Tax reductions take too long to kick in. If loans are needed, better through the private sector than an elaborate government program, which won’t know which industries and firms to target. Nor are interest rate adjustments likely to soften the short-term emergency. The system will take too much time to put up and will yield too little in return. The Bush stimulus plan didn’t work in 2008, and no variation on a bad idea will work today.
Second, no system of private compensation works for the victims who have suffered by the coronavirus. Historically, it has been widely understood that proof of causation for any disease is impossible to trace. People get into contact with hundreds of people, anyone of whom could have spread the disease to anyone else. Indeed, cases of multiple exposures from multiple persons often prove the norm. Thus, unlike an accident or slip-and-fall case, the law lacks the short and clear causal chain needed to make a liability system work over thousands of unique events. Never start a journey that you cannot finish.

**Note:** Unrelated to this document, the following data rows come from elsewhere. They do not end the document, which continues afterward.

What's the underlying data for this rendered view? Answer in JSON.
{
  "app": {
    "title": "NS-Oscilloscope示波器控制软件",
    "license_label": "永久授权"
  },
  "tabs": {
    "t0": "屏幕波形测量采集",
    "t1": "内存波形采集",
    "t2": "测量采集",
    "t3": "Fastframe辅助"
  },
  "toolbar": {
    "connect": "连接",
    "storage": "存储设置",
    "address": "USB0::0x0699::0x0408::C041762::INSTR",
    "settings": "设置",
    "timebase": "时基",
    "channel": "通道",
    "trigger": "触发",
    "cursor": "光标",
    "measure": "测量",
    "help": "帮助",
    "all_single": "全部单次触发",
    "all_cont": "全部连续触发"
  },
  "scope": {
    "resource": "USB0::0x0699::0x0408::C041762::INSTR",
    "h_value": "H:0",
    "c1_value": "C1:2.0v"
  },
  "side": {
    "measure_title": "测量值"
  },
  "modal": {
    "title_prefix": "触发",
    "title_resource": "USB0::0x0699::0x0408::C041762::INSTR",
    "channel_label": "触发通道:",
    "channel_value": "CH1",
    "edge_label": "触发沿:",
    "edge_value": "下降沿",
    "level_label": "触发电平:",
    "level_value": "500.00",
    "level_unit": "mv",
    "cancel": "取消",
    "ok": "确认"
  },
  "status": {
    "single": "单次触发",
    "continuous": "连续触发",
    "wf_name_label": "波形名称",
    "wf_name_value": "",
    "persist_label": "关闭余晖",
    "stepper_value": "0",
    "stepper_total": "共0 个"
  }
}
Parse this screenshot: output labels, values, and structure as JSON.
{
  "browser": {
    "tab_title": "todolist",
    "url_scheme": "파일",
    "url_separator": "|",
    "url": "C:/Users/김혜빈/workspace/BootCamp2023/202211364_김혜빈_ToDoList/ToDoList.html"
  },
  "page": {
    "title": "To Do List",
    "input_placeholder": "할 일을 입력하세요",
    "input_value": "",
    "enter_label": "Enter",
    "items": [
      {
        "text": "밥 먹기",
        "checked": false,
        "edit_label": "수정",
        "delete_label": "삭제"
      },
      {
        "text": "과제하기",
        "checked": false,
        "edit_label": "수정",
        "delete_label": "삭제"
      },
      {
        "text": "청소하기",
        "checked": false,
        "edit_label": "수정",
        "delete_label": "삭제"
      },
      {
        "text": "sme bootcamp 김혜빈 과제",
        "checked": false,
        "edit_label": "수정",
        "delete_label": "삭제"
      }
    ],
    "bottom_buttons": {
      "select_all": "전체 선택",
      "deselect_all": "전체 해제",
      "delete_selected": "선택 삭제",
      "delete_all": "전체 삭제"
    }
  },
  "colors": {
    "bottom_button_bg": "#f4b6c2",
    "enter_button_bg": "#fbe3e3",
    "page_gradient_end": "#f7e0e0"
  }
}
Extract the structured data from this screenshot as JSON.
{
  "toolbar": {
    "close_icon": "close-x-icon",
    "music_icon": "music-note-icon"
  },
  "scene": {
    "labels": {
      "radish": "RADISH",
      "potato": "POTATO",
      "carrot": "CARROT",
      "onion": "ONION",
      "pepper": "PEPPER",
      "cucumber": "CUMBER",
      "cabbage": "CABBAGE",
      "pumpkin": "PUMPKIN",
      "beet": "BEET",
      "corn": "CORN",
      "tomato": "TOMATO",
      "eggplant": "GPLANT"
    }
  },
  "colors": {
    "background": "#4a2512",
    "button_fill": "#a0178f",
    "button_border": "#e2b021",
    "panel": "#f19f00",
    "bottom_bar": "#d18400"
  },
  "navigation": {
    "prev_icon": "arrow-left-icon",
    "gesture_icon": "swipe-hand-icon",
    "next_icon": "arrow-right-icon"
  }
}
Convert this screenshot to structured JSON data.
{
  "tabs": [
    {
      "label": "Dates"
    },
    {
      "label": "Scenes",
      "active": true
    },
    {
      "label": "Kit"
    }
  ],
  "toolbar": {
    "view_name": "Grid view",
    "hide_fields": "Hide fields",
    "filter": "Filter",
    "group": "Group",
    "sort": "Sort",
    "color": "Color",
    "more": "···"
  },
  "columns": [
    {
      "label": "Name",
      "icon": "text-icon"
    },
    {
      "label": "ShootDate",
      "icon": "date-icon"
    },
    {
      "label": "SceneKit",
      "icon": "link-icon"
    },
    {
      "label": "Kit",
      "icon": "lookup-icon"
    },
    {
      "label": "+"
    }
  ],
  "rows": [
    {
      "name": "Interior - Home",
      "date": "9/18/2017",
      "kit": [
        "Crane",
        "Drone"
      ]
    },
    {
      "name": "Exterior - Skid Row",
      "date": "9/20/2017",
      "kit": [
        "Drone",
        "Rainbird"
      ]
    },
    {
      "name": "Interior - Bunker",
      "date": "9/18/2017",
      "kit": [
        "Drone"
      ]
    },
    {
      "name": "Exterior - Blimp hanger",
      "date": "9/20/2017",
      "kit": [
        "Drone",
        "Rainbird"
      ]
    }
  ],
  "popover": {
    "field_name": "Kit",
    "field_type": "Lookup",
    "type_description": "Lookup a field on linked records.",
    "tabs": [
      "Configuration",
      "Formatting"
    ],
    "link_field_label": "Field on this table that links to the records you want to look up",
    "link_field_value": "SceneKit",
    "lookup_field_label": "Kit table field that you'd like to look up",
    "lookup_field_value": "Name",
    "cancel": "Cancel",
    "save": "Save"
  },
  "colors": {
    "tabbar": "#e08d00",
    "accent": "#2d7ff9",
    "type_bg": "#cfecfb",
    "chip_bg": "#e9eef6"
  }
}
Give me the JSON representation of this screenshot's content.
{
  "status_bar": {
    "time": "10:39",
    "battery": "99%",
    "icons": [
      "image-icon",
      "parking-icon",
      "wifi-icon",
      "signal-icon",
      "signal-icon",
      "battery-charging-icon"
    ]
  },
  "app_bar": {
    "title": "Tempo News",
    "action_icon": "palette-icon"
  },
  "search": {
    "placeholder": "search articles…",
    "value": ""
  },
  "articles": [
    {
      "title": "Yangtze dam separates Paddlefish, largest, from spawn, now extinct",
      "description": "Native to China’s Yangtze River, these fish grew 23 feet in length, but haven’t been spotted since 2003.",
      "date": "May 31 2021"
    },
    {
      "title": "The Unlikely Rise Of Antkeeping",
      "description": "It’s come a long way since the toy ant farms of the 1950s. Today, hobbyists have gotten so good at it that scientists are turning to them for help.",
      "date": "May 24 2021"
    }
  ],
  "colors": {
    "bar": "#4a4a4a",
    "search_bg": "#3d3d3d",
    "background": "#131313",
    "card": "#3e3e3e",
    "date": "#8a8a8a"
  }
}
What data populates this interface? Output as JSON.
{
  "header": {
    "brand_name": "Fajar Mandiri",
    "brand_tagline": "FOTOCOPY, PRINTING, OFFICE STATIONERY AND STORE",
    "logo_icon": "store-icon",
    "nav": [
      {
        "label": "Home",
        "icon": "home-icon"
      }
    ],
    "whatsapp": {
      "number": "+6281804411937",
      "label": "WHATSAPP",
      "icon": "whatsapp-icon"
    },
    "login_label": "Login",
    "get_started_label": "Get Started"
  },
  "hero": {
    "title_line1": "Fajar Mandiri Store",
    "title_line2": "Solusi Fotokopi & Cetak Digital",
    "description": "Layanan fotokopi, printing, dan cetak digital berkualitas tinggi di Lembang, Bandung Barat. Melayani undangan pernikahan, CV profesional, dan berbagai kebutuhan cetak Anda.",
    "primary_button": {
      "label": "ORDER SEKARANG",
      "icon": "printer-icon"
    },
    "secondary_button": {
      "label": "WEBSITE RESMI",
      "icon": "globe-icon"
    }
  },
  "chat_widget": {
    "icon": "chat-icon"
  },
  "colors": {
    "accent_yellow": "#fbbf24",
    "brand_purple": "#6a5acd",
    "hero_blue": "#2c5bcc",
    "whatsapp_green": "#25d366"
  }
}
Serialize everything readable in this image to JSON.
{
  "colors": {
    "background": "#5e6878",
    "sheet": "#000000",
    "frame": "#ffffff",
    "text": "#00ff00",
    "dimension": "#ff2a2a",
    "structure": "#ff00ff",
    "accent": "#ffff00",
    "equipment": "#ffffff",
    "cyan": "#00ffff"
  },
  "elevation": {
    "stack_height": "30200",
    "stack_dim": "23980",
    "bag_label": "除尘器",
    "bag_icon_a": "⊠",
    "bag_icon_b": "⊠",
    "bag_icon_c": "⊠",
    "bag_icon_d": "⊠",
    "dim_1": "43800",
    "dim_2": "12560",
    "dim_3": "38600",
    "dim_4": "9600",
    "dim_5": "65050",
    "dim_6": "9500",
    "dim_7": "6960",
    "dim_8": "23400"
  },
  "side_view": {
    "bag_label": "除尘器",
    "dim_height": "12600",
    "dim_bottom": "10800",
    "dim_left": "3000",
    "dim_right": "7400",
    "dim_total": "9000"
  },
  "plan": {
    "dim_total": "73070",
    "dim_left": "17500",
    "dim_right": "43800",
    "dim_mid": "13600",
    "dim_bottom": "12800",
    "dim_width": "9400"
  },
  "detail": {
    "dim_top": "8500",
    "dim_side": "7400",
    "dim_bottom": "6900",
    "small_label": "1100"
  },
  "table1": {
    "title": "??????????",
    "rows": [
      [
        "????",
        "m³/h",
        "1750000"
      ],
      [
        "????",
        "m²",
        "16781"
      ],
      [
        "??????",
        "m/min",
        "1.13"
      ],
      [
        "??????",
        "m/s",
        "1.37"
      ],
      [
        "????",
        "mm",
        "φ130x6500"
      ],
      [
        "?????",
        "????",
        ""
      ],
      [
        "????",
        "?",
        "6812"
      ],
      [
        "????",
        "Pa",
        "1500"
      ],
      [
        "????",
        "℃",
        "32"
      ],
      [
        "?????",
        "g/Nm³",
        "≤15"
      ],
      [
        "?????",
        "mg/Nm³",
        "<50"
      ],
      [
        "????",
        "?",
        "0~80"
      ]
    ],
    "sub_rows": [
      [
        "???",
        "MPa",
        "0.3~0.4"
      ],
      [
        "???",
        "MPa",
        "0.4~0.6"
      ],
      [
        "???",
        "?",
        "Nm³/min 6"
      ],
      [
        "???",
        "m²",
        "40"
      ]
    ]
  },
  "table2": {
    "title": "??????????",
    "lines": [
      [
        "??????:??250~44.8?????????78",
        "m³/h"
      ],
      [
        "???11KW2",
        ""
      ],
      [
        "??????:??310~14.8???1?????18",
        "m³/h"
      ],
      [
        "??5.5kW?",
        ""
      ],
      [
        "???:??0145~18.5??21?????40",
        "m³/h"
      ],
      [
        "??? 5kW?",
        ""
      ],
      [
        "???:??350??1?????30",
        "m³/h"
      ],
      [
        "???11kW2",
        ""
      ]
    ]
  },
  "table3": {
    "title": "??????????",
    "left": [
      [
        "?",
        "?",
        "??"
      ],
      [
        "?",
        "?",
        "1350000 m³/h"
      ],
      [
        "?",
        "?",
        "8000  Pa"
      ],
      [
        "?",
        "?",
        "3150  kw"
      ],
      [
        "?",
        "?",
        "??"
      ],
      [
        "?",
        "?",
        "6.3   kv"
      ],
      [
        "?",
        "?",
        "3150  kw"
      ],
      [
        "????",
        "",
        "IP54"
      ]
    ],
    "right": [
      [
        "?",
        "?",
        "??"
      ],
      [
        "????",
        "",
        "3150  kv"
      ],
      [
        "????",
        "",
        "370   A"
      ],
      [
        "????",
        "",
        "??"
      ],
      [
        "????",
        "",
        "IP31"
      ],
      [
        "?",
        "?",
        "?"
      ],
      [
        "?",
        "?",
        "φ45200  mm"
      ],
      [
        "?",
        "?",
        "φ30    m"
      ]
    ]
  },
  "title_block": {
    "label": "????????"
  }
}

Third, no public compensation system works either. These are major projects that easily get overwhelmed by trying to decide which individuals get what kind of funding. Instead, use existing compensation systems — both public and private — for health coverage and workers’ compensation, which have ready-made rules in place to deal with these situations.
Programs for redistribution and redress fail. So what should be done instead? Implement only those programs that bring the spread of the disease to a halt as quickly as possible. There are three components to the approach.
First, take aggressive public action to stop the spread of known cases. The word quarantine brings forth a sense of dread because of the massive intrusion that upends private lives. But the coronavirus is not AIDS, which spread only through sexual contact or blood exchanges. This virus is airborne, so that the obvious self-help remedies that worked with AIDs will fail here. One person can spread a disease to many — thus the institutional need for protection. And here, at least, there is a defined population system that allows for a kind of public assistance in getting over the rough patch. And a similar program can and should be put into place to cover the costs of testing for those without insurance. The subsidy to the private person is justified by the ability to prevent the harms to others.
Second, a government with plenary legal powers has only limited practical means to respond to crisis. Much of the real burden on dealing with the coronavirus is done through intermediate institutions — businesses, schools, hospitals and clubs — which can wash down walls, put up Purell dispensers, grant sick leave, limit travel, provide for remote work and learning. Thankfully, the internet becomes a key tool for combating losses. Like everyone else, I have received countless work-related notices and instructions, virtually all of which bring credit on their authors. These tailored decentralized responses explain why we should never want a single-payer system of health care: Its sluggish responses would increase the human and economic toll of this or any future health epidemic.
Third, there is individual self-help. To be sure, these can be deadly if infected people knowingly expose others to risk by going to work or flying home. But the sheer bulk of these calibrated responses will help slow down the rate of spread of diseases. Right now, people stay out of crowded places, avoid public transportation, cancel trips, wear latex gloves, wash their hands repeatedly and even self-quarantine themselves. Individually, these self-centered actions might not seem to amount to much. Taken as a whole, they might just alter the arc to slow the spread of the coronavirus. Best of all, these various approaches are self-enforcing. People will comply for the strongest of reasons — self-preservation — which could help everyone get through the emergency as quickly as possible.
The bottom line: No on redistribution and redress. Full speed ahead on prevention, containment and elimination.
— Richard A. Epstein is a professor at the New York University School of Law, a senior fellow at the Hoover Institution and a distinguished service professor of law emeritus and senior lecturer at the University of Chicago. His Review-Journal column appears quarterly.